• [MATERIAL SUPPLIED]
----------

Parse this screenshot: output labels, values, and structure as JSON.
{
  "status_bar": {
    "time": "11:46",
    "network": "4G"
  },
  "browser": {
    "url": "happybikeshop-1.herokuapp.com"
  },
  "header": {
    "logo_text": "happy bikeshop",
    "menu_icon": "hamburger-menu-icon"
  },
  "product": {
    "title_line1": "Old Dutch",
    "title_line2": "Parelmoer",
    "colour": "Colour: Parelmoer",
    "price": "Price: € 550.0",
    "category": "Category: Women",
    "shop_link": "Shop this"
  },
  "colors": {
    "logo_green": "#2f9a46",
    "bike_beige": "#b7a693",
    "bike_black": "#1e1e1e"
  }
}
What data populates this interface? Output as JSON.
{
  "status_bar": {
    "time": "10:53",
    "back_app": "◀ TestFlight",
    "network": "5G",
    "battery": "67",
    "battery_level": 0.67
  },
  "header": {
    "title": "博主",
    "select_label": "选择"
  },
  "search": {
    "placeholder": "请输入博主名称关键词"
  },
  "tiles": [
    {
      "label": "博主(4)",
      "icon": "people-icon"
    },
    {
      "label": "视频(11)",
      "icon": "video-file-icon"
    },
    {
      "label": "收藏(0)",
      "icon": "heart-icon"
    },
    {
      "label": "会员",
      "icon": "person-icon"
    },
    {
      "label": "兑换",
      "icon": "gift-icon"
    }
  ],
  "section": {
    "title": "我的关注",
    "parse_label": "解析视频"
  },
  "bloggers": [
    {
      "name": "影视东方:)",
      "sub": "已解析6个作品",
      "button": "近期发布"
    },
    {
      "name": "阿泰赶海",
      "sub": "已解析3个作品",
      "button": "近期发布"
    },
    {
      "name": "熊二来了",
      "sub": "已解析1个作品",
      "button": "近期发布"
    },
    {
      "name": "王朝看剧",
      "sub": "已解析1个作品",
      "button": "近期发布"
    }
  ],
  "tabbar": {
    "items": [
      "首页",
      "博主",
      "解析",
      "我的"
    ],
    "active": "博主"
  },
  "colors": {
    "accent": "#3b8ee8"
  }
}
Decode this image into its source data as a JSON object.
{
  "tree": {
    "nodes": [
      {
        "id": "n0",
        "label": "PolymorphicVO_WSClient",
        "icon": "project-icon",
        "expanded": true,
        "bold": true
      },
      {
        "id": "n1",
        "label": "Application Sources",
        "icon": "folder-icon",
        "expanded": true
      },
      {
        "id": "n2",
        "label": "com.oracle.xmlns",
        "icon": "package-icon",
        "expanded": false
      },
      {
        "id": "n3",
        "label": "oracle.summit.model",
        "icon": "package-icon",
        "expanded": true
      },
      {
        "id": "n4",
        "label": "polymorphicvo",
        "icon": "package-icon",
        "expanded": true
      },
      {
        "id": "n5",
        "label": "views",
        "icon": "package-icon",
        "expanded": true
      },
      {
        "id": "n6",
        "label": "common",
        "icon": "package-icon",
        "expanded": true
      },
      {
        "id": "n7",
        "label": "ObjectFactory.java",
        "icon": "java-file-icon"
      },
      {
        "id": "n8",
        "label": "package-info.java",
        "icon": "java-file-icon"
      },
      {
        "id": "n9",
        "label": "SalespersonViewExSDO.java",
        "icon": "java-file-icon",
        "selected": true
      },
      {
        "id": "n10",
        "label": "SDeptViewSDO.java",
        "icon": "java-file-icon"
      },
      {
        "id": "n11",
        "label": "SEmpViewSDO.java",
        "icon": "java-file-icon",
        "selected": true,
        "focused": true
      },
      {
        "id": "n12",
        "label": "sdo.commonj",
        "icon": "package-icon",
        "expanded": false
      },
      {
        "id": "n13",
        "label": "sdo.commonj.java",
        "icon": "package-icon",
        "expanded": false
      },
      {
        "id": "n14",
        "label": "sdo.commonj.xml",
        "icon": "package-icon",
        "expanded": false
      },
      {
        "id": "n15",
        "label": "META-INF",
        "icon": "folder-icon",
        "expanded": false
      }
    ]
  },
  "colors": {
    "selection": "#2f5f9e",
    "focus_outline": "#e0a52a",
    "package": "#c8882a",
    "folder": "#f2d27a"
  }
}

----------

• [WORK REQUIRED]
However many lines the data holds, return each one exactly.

• [PROBLEM SOLUTION]
Parse this screenshot: output labels, values, and structure as JSON.
{
  "status_bar": {
    "time": "11:46",
    "network": "4G"
  },
  "browser": {
    "url": "happybikeshop-1.herokuapp.com"
  },
  "header": {
    "logo_text": "happy bikeshop",
    "menu_icon": "hamburger-menu-icon"
  },
  "product": {
    "title_line1": "Old Dutch",
    "title_line2": "Parelmoer",
    "colour": "Colour: Parelmoer",
    "price": "Price: € 550.0",
    "category": "Category: Women",
    "shop_link": "Shop this"
  },
  "colors": {
    "logo_green": "#2f9a46",
    "bike_beige": "#b7a693",
    "bike_black": "#1e1e1e"
  }
}
What data populates this interface? Output as JSON.
{
  "status_bar": {
    "time": "10:53",
    "back_app": "◀ TestFlight",
    "network": "5G",
    "battery": "67",
    "battery_level": 0.67
  },
  "header": {
    "title": "博主",
    "select_label": "选择"
  },
  "search": {
    "placeholder": "请输入博主名称关键词"
  },
  "tiles": [
    {
      "label": "博主(4)",
      "icon": "people-icon"
    },
    {
      "label": "视频(11)",
      "icon": "video-file-icon"
    },
    {
      "label": "收藏(0)",
      "icon": "heart-icon"
    },
    {
      "label": "会员",
      "icon": "person-icon"
    },
    {
      "label": "兑换",
      "icon": "gift-icon"
    }
  ],
  "section": {
    "title": "我的关注",
    "parse_label": "解析视频"
  },
  "bloggers": [
    {
      "name": "影视东方:)",
      "sub": "已解析6个作品",
      "button": "近期发布"
    },
    {
      "name": "阿泰赶海",
      "sub": "已解析3个作品",
      "button": "近期发布"
    },
    {
      "name": "熊二来了",
      "sub": "已解析1个作品",
      "button": "近期发布"
    },
    {
      "name": "王朝看剧",
      "sub": "已解析1个作品",
      "button": "近期发布"
    }
  ],
  "tabbar": {
    "items": [
      "首页",
      "博主",
      "解析",
      "我的"
    ],
    "active": "博主"
  },
  "colors": {
    "accent": "#3b8ee8"
  }
}
Decode this image into its source data as a JSON object.
{
  "tree": {
    "nodes": [
      {
        "id": "n0",
        "label": "PolymorphicVO_WSClient",
        "icon": "project-icon",
        "expanded": true,
        "bold": true
      },
      {
        "id": "n1",
        "label": "Application Sources",
        "icon": "folder-icon",
        "expanded": true
      },
      {
        "id": "n2",
        "label": "com.oracle.xmlns",
        "icon": "package-icon",
        "expanded": false
      },
      {
        "id": "n3",
        "label": "oracle.summit.model",
        "icon": "package-icon",
        "expanded": true
      },
      {
        "id": "n4",
        "label": "polymorphicvo",
        "icon": "package-icon",
        "expanded": true
      },
      {
        "id": "n5",
        "label": "views",
        "icon": "package-icon",
        "expanded": true
      },
      {
        "id": "n6",
        "label": "common",
        "icon": "package-icon",
        "expanded": true
      },
      {
        "id": "n7",
        "label": "ObjectFactory.java",
        "icon": "java-file-icon"
      },
      {
        "id": "n8",
        "label": "package-info.java",
        "icon": "java-file-icon"
      },
      {
        "id": "n9",
        "label": "SalespersonViewExSDO.java",
        "icon": "java-file-icon",
        "selected": true
      },
      {
        "id": "n10",
        "label": "SDeptViewSDO.java",
        "icon": "java-file-icon"
      },
      {
        "id": "n11",
        "label": "SEmpViewSDO.java",
        "icon": "java-file-icon",
        "selected": true,
        "focused": true
      },
      {
        "id": "n12",
        "label": "sdo.commonj",
        "icon": "package-icon",
        "expanded": false
      },
      {
        "id": "n13",
        "label": "sdo.commonj.java",
        "icon": "package-icon",
        "expanded": false
      },
      {
        "id": "n14",
        "label": "sdo.commonj.xml",
        "icon": "package-icon",
        "expanded": false
      },
      {
        "id": "n15",
        "label": "META-INF",
        "icon": "folder-icon",
        "expanded": false
      }
    ]
  },
  "colors": {
    "selection": "#2f5f9e",
    "focus_outline": "#e0a52a",
    "package": "#c8882a",
    "folder": "#f2d27a"
  }
}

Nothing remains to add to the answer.